SUPPLIED MATERIAL START

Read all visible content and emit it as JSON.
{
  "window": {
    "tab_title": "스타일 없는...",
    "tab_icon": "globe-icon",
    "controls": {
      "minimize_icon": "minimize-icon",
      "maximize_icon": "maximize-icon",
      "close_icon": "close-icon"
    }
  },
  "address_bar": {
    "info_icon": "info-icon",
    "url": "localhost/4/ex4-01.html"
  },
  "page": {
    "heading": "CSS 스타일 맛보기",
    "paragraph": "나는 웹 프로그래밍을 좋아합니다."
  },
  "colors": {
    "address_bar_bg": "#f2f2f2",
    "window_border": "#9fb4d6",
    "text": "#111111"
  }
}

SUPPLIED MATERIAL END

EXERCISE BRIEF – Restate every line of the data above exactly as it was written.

PROBLEM SOLUTION –
Read all visible content and emit it as JSON.
{
  "window": {
    "tab_title": "스타일 없는...",
    "tab_icon": "globe-icon",
    "controls": {
      "minimize_icon": "minimize-icon",
      "maximize_icon": "maximize-icon",
      "close_icon": "close-icon"
    }
  },
  "address_bar": {
    "info_icon": "info-icon",
    "url": "localhost/4/ex4-01.html"
  },
  "page": {
    "heading": "CSS 스타일 맛보기",
    "paragraph": "나는 웹 프로그래밍을 좋아합니다."
  },
  "colors": {
    "address_bar_bg": "#f2f2f2",
    "window_border": "#9fb4d6",
    "text": "#111111"
  }
}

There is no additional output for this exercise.